Exercise details
Report each line of the records below that holds the word "this".

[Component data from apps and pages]
··········

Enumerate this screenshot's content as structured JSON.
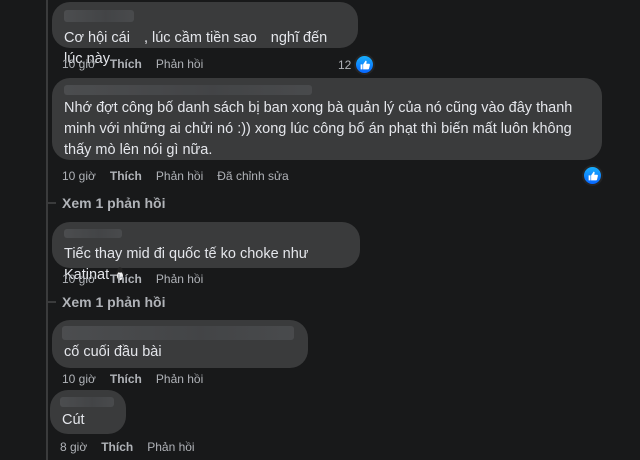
{
  "comments": [
    {
      "text_parts": [
        "Cơ hội cái",
        ", lúc cầm tiền sao",
        "nghĩ đến lúc này"
      ],
      "time": "10 giờ",
      "like": "Thích",
      "reply": "Phản hồi",
      "reaction_count": "12"
    },
    {
      "text": "Nhớ đợt công bố danh sách bị ban xong bà quản lý của nó cũng vào đây thanh minh với những ai chửi nó :)) xong lúc công bố án phạt thì biến mất luôn không thấy mò lên nói gì nữa.",
      "time": "10 giờ",
      "like": "Thích",
      "reply": "Phản hồi",
      "edited": "Đã chỉnh sửa",
      "view_replies": "Xem 1 phản hồi"
    },
    {
      "text": "Tiếc thay mid đi quốc tế ko choke như Katinat",
      "emoji": "penguin-emoji",
      "time": "10 giờ",
      "like": "Thích",
      "reply": "Phản hồi",
      "view_replies": "Xem 1 phản hồi"
    },
    {
      "text": "cố cuối đầu bài",
      "time": "10 giờ",
      "like": "Thích",
      "reply": "Phản hồi"
    },
    {
      "text": "Cút",
      "time": "8 giờ",
      "like": "Thích",
      "reply": "Phản hồi"
    }
  ],
  "icons": {
    "reaction": "like-icon"
  },
  "colors": {
    "background": "#18191a",
    "bubble": "#3a3b3c",
    "like_blue": "#0866ff"
  }
}
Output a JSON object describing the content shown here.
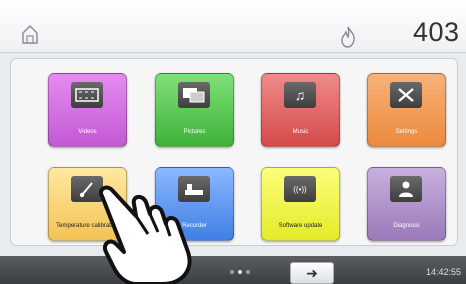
{
  "header": {
    "temperature": "403"
  },
  "tiles": [
    {
      "label": "Videos",
      "icon": "film-icon"
    },
    {
      "label": "Pictures",
      "icon": "pictures-icon"
    },
    {
      "label": "Music",
      "icon": "music-note-icon"
    },
    {
      "label": "Settings",
      "icon": "tools-icon"
    },
    {
      "label": "Temperature calibration",
      "icon": "thermometer-icon"
    },
    {
      "label": "Recorder",
      "icon": "recorder-icon"
    },
    {
      "label": "Software update",
      "icon": "update-icon"
    },
    {
      "label": "Diagnosis",
      "icon": "diagnosis-icon"
    }
  ],
  "music_glyph": "♫",
  "software_glyph": "((•))",
  "next_glyph": "➜",
  "footer": {
    "time": "14:42:55"
  },
  "colors": {
    "videos": "#d06de0",
    "pictures": "#53c24e",
    "music": "#e06060",
    "settings": "#f09a4f",
    "temperature_calibration": "#f7d074",
    "recorder": "#5b91ef",
    "software_update": "#eef040",
    "diagnosis": "#ab8ccb"
  }
}
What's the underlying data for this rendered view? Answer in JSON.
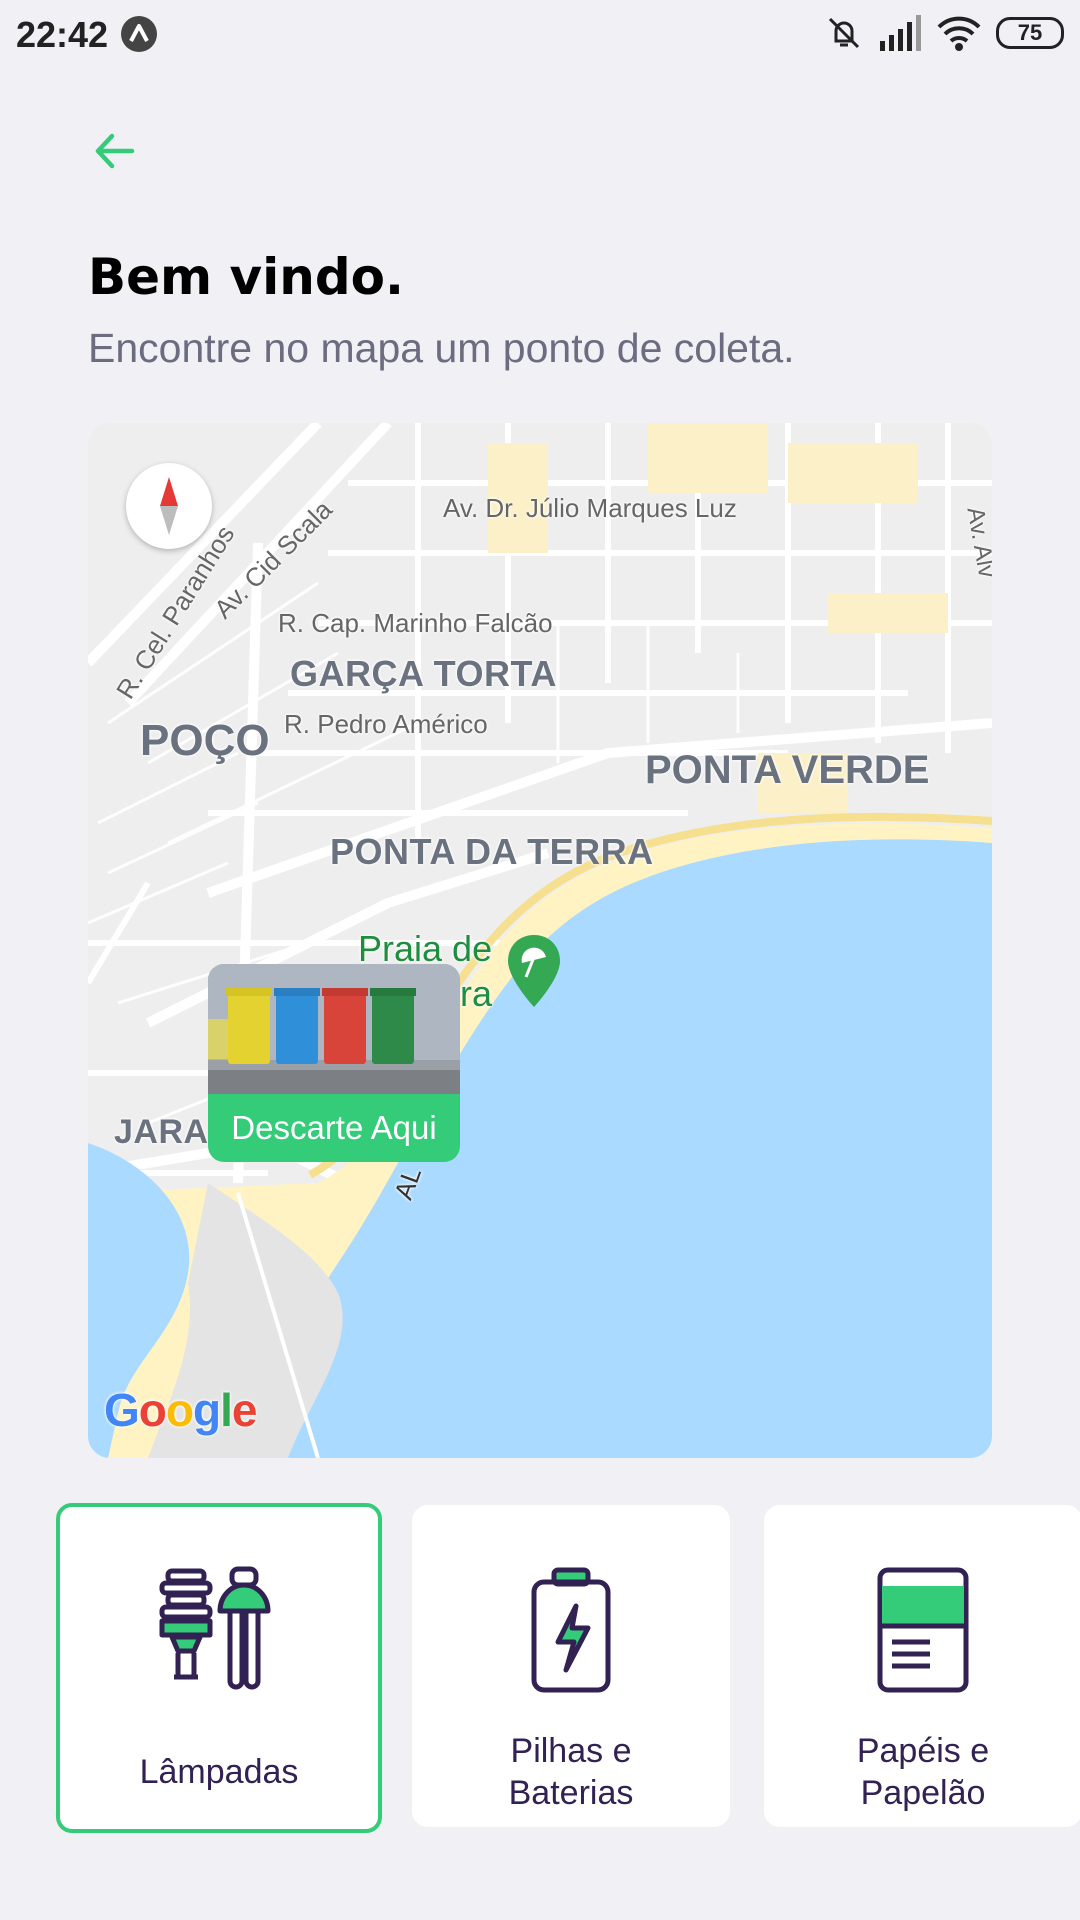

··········

Exercise solution
Enumerate this screenshot's content as structured JSON.
What's the underlying data for this rendered view? Answer in JSON.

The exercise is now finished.